Ask any wireless-side technologist how they explain 5G to their bosses. A bemused look of exasperation tends to happen, followed by some variation of this: “I tell them, it’s easy! 5G is everything! Let the imagination run wild!”
Let’s start with what 5G isn’t. It isn’t 5 GHz (GigaHertz, which is a frequency/spectrum thing.) It isn’t 5 Gbps (Gigabits per second, which is a speed/throughput thing.) No, the “G” in “5G” stands for “generation.” Fifth generation. Of what? Of mobile stuff.
The main reason why 5G keeps showing up, as “opportunity” and “threat,” is its architecture: Highly distributed, small cells, running a mix of licensed and unlicensed spectrum. If that smells a lot like HFC (hybrid fiber/coax) to you, take the rest of the day off! Because you’re right.
Depending on who’s talking, here’s a sampling of what 5G will do for our mobile lives:
- Retool the airwaves into Gigabit spigots.
- Serve as connective tissue for the Internet of Things.
- Sensor-reading, machine-to-machine, low power WANs, sure, why not?
People who consider 5G a threat worry that it could replace the “last mile,” as in, the part of the plant that connects homes to headends. Allow us to quote Balan Nair, CTO of Liberty Global, about that potential: “Total bullshit.”
People who see 5G as an opportunity are the same people who point out that every single wireless thing in the world needs a wire, some of the time. Plus, 5G is coming out of the mobile industry, which is already a bestie in the frenemy category, thanks to those established relationships with operators for cellular backhaul. The point: All those little 5G cells will need backhaul, too.
One way to look at how 5G might intersect with the wired world is to pick a place, and compare the blueprint of its cellular network, with a blueprint of an HFC network in that same area. What would it take for a mobile carrier to light up a 5G small cell overlay?

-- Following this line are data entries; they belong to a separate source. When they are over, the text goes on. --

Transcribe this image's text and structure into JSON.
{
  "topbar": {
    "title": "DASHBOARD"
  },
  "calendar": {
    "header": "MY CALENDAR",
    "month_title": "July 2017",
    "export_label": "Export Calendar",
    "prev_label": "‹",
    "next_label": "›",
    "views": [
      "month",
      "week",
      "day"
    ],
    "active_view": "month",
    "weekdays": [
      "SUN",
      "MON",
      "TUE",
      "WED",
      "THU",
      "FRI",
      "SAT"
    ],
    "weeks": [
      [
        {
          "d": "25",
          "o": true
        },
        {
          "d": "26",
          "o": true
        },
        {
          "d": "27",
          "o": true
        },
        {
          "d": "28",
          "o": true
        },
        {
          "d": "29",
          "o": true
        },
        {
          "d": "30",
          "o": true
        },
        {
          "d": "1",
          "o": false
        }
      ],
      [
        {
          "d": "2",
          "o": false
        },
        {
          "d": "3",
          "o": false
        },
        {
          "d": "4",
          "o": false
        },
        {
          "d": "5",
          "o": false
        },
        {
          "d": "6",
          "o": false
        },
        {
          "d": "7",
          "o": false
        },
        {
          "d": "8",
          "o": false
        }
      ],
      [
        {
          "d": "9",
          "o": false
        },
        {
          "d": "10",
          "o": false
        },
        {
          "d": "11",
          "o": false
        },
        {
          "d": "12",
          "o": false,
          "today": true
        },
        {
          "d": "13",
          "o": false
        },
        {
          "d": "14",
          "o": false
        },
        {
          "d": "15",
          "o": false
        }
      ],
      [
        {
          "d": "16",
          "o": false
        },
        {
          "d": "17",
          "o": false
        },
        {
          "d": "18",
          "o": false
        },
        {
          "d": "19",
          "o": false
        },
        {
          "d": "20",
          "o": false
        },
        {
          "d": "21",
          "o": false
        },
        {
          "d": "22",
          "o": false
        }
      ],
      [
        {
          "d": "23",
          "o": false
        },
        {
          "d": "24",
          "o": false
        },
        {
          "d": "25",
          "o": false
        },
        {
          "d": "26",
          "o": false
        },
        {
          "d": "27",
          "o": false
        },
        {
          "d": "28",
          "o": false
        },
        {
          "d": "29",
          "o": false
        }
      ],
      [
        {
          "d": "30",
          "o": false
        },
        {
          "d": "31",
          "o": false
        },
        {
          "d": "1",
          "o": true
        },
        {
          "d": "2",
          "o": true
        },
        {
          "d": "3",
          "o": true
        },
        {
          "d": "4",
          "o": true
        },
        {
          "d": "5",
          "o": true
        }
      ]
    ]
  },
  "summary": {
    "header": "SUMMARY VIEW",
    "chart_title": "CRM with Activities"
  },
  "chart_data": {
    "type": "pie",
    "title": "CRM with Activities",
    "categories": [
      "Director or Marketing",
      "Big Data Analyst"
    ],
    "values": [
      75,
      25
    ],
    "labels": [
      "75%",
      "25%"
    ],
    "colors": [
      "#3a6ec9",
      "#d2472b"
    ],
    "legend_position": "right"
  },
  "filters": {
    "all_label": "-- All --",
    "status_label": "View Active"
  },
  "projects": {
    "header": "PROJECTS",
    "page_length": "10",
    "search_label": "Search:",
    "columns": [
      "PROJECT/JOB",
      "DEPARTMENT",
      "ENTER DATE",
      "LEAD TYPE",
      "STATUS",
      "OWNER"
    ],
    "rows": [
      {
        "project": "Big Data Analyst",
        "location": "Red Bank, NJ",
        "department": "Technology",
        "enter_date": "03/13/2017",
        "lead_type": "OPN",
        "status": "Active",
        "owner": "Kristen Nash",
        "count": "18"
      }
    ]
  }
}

Determine the radius of the 5G radio / the small cell. How small is small? Millimeter wave radios, because they live way up in the Extremely High Frequency (EHF) zone, don’t go very far. Estimates vary (predictably), but somewhere between 100 and 300 meters is conceivable.
Step 2: Figure out the how many small cells will be needed, based on how many people/devices are already inside that footprint. Let’s say it’s Denver. Let’s also say that mobile carriers here service the city’s 650,000-ish inhabitants with 100 macro cells (which is a total guess.)
The point is that “densifying” that mobile footprint for 5G will likely involve an order of magnitude increase in small cells. Like if it’s 100 macro cells now, for 3G-4G, ball parking 1,000 small cells for 5G is, as they say, close enough for horseshoes.
When might you see 5G, like in your hand, working? Standards bodies -- plural -- are working on 5G, from the traditional mobile side, and the WiFi side. If the standards finalize by mid-2018, plus another 1.5 year-ish margin for silicon development and manufacturing, 5G looks like a 2020 thing. So we have three years to see which of its many tangents win, lose, or draw.